**What you should do:**
The response should be an exact repetition of all the entries.

*** Opening Recorded data ***

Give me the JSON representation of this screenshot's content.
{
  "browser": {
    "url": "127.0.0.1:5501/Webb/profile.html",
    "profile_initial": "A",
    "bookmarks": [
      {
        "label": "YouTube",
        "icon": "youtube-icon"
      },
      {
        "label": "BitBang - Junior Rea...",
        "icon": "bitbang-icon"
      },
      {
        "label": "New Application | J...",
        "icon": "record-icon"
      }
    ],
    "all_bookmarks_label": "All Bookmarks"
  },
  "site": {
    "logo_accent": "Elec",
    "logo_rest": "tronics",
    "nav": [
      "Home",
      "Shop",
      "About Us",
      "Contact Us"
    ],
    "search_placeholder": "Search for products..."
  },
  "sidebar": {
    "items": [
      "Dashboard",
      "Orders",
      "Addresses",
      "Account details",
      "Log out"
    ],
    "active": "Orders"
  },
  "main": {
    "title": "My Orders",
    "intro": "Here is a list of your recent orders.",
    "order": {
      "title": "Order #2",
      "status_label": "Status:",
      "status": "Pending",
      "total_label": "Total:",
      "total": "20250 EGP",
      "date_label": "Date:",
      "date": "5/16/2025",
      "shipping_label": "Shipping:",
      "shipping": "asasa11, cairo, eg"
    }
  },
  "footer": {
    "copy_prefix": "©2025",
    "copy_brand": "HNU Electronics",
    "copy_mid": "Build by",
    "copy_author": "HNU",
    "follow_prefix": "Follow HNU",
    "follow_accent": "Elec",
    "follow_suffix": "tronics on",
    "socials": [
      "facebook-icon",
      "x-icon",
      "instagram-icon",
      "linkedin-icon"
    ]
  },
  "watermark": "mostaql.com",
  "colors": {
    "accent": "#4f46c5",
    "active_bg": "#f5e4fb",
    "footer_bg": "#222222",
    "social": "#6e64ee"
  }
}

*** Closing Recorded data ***

**Task answer:**
Give me the JSON representation of this screenshot's content.
{
  "browser": {
    "url": "127.0.0.1:5501/Webb/profile.html",
    "profile_initial": "A",
    "bookmarks": [
      {
        "label": "YouTube",
        "icon": "youtube-icon"
      },
      {
        "label": "BitBang - Junior Rea...",
        "icon": "bitbang-icon"
      },
      {
        "label": "New Application | J...",
        "icon": "record-icon"
      }
    ],
    "all_bookmarks_label": "All Bookmarks"
  },
  "site": {
    "logo_accent": "Elec",
    "logo_rest": "tronics",
    "nav": [
      "Home",
      "Shop",
      "About Us",
      "Contact Us"
    ],
    "search_placeholder": "Search for products..."
  },
  "sidebar": {
    "items": [
      "Dashboard",
      "Orders",
      "Addresses",
      "Account details",
      "Log out"
    ],
    "active": "Orders"
  },
  "main": {
    "title": "My Orders",
    "intro": "Here is a list of your recent orders.",
    "order": {
      "title": "Order #2",
      "status_label": "Status:",
      "status": "Pending",
      "total_label": "Total:",
      "total": "20250 EGP",
      "date_label": "Date:",
      "date": "5/16/2025",
      "shipping_label": "Shipping:",
      "shipping": "asasa11, cairo, eg"
    }
  },
  "footer": {
    "copy_prefix": "©2025",
    "copy_brand": "HNU Electronics",
    "copy_mid": "Build by",
    "copy_author": "HNU",
    "follow_prefix": "Follow HNU",
    "follow_accent": "Elec",
    "follow_suffix": "tronics on",
    "socials": [
      "facebook-icon",
      "x-icon",
      "instagram-icon",
      "linkedin-icon"
    ]
  },
  "watermark": "mostaql.com",
  "colors": {
    "accent": "#4f46c5",
    "active_bg": "#f5e4fb",
    "footer_bg": "#222222",
    "social": "#6e64ee"
  }
}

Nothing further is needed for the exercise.